I’ve been trying this a bit with my writing, by closing my eyes and just writing what I’m seeing, hearing, smelling, feeling, and tasting in the scene.
I also like what the article said about your first impressions of meeting a new person. I have tried to override negative first impressions, and I’m not talking about danger here, just incompatibility for a friendship, and it never really works out. It’s best just to go with gut feel, I think.
The article also talks about inner conflict versus knowing when something is right.
When your intuition signals that you’ve found something or someone truly right for you, the choice often becomes strangely easy. “It feels healthy; it feels good; it doesn’t feel like you’re forcing it, there’s not a lot of conflict,” [Judith Orloff PhD] says.
Lehrer agrees that when you’re poised to make a big decision with lasting repercussions, like choosing your life partner, you’re best off deciding from the gut. Based on the bulk of his research into the cognitive mechanisms of decision-making, he actually recommends that you “think less about those choices that you care a lot about.”

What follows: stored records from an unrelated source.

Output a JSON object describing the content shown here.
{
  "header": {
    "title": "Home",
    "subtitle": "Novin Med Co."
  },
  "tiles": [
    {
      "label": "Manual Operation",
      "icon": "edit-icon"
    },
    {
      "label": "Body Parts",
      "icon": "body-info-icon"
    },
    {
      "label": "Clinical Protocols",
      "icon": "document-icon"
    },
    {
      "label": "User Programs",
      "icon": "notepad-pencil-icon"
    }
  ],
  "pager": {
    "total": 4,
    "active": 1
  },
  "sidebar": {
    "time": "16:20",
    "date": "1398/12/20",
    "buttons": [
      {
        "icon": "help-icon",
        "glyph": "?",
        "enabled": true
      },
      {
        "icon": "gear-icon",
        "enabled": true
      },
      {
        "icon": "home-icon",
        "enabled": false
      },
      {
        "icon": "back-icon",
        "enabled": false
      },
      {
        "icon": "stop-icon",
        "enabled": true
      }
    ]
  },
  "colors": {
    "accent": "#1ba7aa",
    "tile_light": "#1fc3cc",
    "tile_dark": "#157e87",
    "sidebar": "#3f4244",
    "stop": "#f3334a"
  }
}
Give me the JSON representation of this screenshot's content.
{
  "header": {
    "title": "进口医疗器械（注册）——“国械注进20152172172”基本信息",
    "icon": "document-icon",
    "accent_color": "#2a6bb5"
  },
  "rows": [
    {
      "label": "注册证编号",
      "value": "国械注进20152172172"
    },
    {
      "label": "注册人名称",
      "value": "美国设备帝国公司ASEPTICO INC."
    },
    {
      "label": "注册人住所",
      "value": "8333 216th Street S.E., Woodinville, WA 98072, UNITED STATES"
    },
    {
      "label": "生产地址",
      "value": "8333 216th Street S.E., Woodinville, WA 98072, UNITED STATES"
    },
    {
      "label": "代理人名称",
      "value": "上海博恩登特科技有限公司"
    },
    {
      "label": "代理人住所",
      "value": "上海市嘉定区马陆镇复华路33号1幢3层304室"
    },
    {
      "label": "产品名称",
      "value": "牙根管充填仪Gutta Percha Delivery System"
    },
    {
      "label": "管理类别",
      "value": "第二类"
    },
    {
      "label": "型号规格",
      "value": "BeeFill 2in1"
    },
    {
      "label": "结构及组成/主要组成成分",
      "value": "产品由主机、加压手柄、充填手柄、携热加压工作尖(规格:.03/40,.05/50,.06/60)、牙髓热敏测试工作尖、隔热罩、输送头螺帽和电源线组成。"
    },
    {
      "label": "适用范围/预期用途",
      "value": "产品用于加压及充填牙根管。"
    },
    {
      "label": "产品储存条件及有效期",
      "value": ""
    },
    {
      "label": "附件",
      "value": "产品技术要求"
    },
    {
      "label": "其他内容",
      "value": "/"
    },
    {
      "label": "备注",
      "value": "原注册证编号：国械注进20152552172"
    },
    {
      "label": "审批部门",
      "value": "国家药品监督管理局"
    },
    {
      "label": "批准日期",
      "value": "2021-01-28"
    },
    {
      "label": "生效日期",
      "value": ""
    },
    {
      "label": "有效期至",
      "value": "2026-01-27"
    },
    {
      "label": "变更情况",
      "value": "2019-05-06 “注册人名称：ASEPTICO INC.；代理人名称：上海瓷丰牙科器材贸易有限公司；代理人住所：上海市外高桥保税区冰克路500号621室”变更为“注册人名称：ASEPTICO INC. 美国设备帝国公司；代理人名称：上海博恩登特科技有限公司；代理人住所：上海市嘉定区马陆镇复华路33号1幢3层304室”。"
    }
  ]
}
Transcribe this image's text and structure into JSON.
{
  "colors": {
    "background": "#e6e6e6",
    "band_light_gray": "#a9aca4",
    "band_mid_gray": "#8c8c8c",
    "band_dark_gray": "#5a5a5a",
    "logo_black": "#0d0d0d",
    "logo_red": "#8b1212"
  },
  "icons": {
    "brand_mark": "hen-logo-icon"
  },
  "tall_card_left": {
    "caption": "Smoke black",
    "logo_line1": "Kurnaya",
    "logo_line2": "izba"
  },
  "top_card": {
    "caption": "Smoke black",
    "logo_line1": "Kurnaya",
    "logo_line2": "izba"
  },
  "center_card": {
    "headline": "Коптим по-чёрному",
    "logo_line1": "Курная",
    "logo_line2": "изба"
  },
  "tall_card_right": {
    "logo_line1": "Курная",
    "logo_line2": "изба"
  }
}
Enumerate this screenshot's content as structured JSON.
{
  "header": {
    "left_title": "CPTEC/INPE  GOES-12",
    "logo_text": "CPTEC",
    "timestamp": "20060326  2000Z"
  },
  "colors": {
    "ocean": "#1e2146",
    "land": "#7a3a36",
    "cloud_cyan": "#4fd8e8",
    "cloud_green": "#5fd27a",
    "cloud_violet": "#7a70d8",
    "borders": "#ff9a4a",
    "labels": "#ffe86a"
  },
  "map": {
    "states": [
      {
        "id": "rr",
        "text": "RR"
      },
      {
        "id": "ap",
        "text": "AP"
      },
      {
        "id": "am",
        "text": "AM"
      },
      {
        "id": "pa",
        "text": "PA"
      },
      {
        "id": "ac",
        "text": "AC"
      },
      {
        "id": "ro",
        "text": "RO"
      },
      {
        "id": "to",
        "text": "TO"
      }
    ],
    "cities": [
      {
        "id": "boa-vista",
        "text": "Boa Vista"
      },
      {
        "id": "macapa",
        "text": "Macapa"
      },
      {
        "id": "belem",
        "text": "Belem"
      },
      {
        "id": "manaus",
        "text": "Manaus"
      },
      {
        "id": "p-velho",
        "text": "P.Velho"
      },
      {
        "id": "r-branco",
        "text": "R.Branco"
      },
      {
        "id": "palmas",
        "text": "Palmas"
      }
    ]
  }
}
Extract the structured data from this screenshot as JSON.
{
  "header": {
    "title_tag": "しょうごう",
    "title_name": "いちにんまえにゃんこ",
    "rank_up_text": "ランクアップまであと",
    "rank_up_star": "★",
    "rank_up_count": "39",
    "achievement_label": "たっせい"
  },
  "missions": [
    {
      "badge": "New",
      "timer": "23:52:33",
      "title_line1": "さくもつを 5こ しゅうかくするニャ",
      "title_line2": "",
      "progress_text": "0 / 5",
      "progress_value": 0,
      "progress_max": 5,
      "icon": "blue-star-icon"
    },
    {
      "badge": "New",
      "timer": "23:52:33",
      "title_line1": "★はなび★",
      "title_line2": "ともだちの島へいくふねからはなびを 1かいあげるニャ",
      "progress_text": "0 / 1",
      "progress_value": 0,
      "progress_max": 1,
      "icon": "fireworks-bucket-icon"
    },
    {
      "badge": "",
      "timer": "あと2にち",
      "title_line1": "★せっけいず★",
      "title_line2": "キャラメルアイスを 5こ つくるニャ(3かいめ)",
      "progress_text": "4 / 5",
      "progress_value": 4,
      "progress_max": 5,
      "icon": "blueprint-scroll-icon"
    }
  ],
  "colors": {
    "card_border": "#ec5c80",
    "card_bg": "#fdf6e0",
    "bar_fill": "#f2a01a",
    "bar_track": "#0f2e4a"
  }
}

My other favorite article of the week comes with beautiful pictures. This is a very richly contented blog post about black and white photography with contributions from several experts. This article is on Leanne Cole’s site. I’ve met Leanne, and gone on photo shoots with her. It was interesting to me to see how natural she is at taking great photos. She definitely has that muscle memory, or in the case of art, the eye, for composing beautiful photographs.